Then the bogey train got him. Four dropped shots between Nos 11-14 combined with a Johnson birdie at 15 and Koepka's lead shrunk to one.
"We found his pulse today. It’s nice to know he actually has blood running through his veins, not motor oil," said Golf Channel's Frank Nobilo.
Yet Koepka never let his nerves get the better of him.
When what you’ve accomplished starts to sink in... pic.twitter.com/5DSE8uDxmD— PGA Championship (@PGAChampionship) May 20, 2019
"I was just in shock," Koepka said. "I can't tell you the last time I made four (bogeys) in a row."
Northern Irishman Ricky Elliott has been on Koepka's bag for six years and called it their most stressful juncture.
"By a mile," Elliott said. "I just kept saying, 'We're still in the lead, we're still in the lead.' "
No golfer in the history of golf had ever coughed up a seven-stroke lead after 54 holes.
"He was going to make history either way, wasn't he?" Elliott said.
The boisterous New York fans smelling blood and sensing an epic choke that would rival Billy Casper's comeback over Arnold Palmer at the 1966 U.S. Open, vocalized their support for the upstart Johnson.
"It's New York. What do you expect when you're half-choking it away," Koepka said.
But Koepka's skin is thick and when the fans began hooting and hollering and chanting, "Dee-Jay, Dee-Jay" on 14, he said it actually helped him refocus.
"I think that was probably the best thing that could have happened," he said.
It didn't hurt that Johnson suddenly began feeling philanthropic to his pal and workout partner. Just when Johnson had clawed his way within a stroke of the lead, he made bogeys at 16 and 17 en route to shooting 1-under 69. That allowed Koepka to overcome a 3-putt bogey at 17 and he made an impressive recovery after a crooked drive at 18 to salvage par at the last. It wasn't pretty, but it proved once again that Koepka is the most mentally strong golfer.
"Brooks to me is like Dustin with Tiger's mind," said Graeme McDowell, who finished T-29. "He's a phenomenal athlete with an incredible mindset and ability to go to this deep, dark place that not a lot of people can find."
It will be difficult for Koepka to keep using his "I get no respect routine" as a source of motivation, but when asked to recall the biggest slight he's ever felt in his career, he didn't hesitate to refer to a recent dig by Golf Channel's Brandel Chamblee.
"When someone said I wasn't tough," Koepka said. "That really pissed me off."
Count Chamblee among the converted believers that Koepka is in a special class of champions.

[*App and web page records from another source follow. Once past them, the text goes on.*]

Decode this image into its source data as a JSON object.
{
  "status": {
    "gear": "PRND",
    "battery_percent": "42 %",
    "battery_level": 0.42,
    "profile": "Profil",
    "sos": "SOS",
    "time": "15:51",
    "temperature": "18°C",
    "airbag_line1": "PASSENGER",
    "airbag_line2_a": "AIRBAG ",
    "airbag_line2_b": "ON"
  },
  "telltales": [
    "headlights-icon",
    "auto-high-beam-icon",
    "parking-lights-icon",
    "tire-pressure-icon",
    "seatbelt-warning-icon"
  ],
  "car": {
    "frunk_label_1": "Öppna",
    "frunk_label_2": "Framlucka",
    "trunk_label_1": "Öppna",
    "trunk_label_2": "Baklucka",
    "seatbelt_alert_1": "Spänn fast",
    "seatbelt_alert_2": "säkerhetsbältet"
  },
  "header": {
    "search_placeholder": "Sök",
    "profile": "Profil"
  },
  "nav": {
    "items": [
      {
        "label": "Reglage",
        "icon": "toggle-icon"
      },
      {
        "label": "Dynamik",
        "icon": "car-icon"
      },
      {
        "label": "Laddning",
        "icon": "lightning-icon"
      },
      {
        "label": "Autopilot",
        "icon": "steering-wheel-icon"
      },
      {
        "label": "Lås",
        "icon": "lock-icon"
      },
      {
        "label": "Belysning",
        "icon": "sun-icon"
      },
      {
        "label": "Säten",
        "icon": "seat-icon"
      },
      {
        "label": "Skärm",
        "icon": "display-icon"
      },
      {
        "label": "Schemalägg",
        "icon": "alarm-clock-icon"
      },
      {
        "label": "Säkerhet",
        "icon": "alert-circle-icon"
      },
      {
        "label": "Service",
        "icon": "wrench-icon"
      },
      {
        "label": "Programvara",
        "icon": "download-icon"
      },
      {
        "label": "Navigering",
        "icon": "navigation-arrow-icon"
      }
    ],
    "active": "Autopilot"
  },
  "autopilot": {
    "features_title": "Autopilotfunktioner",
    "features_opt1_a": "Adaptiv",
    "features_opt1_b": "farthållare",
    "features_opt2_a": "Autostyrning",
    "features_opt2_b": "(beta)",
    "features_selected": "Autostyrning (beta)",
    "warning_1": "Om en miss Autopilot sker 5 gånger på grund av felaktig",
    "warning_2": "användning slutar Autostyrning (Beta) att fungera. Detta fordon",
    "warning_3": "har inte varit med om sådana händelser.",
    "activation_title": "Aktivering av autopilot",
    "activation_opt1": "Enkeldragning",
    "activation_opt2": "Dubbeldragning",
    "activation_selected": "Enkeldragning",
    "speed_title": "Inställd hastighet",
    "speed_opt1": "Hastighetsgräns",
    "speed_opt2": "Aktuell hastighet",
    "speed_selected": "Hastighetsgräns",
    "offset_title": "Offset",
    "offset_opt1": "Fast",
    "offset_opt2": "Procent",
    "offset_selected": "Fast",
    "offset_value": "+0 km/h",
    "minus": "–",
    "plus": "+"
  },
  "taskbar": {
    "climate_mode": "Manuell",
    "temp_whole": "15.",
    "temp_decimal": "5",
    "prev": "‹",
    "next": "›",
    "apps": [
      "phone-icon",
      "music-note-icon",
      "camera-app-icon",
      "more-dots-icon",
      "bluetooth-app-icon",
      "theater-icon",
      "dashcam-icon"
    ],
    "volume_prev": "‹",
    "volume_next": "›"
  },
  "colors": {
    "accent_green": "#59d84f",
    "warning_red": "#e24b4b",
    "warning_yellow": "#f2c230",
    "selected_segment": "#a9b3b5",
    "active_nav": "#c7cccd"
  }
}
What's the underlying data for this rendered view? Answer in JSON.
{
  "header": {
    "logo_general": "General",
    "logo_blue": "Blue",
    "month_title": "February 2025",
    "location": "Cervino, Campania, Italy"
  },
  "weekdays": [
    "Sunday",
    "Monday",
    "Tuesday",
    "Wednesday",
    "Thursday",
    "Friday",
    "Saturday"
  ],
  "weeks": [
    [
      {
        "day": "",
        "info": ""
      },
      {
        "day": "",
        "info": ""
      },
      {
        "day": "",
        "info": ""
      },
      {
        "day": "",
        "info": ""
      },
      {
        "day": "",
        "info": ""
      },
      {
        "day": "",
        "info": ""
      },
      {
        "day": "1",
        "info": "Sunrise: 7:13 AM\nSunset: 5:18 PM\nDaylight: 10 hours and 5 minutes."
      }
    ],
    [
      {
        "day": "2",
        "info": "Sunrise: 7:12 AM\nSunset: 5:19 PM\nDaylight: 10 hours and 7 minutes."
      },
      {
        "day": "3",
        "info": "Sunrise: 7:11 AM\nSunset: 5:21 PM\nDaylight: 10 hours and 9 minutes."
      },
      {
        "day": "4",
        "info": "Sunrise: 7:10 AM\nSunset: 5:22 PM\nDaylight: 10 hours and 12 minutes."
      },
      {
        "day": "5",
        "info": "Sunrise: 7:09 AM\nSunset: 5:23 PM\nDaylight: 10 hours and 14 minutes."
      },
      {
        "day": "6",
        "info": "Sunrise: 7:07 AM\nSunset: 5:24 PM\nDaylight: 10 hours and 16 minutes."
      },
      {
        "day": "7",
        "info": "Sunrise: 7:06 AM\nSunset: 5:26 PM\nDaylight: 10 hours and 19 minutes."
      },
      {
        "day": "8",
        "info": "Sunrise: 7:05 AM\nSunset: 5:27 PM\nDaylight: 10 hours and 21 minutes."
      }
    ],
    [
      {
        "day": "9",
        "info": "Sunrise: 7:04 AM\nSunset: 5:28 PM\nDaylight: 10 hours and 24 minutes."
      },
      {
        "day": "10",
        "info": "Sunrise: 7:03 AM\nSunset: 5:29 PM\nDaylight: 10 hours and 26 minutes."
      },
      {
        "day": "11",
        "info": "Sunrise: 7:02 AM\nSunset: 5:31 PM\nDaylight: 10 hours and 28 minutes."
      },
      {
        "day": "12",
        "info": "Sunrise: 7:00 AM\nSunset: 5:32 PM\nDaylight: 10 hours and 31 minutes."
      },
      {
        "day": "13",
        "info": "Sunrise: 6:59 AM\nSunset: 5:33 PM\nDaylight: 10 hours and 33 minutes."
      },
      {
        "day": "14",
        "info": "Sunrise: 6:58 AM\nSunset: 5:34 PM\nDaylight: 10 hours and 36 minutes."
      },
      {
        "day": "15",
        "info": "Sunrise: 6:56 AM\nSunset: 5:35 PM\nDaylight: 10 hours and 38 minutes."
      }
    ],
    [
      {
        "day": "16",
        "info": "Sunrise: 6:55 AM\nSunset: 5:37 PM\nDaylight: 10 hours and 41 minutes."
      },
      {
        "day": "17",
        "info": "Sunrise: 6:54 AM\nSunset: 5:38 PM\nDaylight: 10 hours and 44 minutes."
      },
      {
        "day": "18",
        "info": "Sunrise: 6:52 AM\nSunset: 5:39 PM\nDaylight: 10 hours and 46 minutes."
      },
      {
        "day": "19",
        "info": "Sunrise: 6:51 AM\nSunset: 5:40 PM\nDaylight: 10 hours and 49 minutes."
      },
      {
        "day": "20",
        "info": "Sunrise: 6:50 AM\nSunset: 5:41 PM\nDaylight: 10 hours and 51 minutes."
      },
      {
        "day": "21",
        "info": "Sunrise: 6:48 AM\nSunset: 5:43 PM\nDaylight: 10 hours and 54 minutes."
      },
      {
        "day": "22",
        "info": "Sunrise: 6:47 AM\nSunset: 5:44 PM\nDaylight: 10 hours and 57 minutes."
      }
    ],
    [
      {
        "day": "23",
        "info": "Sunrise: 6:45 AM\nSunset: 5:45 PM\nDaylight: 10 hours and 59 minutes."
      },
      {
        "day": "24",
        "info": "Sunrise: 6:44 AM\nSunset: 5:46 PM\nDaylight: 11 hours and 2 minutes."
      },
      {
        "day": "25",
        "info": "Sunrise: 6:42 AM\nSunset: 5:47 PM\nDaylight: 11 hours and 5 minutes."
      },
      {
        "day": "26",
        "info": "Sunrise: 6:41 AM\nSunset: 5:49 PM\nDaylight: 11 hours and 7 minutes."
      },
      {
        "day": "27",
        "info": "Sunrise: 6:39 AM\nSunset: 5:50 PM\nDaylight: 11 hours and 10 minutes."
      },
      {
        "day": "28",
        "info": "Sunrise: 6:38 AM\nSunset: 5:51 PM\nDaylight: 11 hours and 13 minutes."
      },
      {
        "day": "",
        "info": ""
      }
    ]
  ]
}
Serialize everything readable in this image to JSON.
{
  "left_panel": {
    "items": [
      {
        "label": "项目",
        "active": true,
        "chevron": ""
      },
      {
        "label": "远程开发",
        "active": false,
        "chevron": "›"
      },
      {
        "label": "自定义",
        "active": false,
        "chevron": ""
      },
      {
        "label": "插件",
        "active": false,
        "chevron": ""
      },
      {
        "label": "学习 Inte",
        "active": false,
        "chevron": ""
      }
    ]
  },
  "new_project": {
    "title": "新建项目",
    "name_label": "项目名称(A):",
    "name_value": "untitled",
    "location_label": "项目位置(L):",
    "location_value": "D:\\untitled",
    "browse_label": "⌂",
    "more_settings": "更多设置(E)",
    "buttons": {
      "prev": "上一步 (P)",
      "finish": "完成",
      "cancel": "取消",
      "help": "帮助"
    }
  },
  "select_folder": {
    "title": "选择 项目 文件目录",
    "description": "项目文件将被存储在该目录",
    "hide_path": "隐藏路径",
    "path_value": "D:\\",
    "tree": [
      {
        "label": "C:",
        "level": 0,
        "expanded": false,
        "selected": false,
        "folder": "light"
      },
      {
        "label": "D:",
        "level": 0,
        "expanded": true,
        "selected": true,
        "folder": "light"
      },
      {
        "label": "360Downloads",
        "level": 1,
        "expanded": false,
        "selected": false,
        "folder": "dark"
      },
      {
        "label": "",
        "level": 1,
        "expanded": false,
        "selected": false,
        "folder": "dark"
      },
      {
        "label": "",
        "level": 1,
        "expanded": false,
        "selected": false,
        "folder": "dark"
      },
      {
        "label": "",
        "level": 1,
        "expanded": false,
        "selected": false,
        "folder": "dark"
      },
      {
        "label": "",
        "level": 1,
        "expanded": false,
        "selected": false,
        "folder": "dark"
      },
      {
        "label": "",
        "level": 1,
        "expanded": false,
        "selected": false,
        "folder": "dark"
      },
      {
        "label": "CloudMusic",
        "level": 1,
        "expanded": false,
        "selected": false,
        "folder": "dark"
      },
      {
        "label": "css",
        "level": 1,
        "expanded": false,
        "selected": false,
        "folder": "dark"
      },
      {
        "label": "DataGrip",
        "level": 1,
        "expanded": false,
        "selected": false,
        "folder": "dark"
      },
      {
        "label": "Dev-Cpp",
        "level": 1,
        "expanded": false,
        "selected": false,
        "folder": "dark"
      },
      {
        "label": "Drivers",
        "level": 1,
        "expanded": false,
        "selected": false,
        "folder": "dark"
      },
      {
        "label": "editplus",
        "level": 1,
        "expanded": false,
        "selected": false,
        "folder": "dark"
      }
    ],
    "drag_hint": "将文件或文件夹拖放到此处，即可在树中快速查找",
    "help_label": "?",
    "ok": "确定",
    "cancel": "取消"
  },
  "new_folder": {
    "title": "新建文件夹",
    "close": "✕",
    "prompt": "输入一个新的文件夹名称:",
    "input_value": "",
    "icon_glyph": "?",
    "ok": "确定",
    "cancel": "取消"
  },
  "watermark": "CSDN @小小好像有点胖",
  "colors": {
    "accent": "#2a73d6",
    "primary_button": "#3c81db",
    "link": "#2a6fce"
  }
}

"To win wire-to-wire is such a mental accomplishment. It’s a Rubik’s cube," he said. "You’re trying to match yourself to the pressures every single day. Trying to keep all those at bay. He’s handled it mentally. He’s handled it physically. He’s handled it technically. Which is exactly what Ben Hogan, Jack Nicklaus and Tiger Woods did. He’s made a believer out of me.”
As if anyone needed further confirmation as to the reigning alpha male of golf, Koepka's victory lifted him back to No. 1 in the Official World Golf Ranking. He also became the first player to be a two-time defending champion in two of the four majors at the same time (2017 and '18 U.S. Open, and going for a three-peat in June at Pebble Beach).
"Four out of eight is like Tiger Woods early 2000s stuff," said Shane Lowry, who closed with 69 to finish T-8 with Rory McIlroy. "I don't understand how people leave him out of the conversation at all, ever."
Those days are over and after a long, hectic, trying afternoon Koepka leaned his arms atop the Wanamaker Trophy and let out a sigh of relief. He finished off what he set out to do just as he had many years ago as a dreamer competing on the Challegne Tour. He had made his dreams come true. He was a major champion again.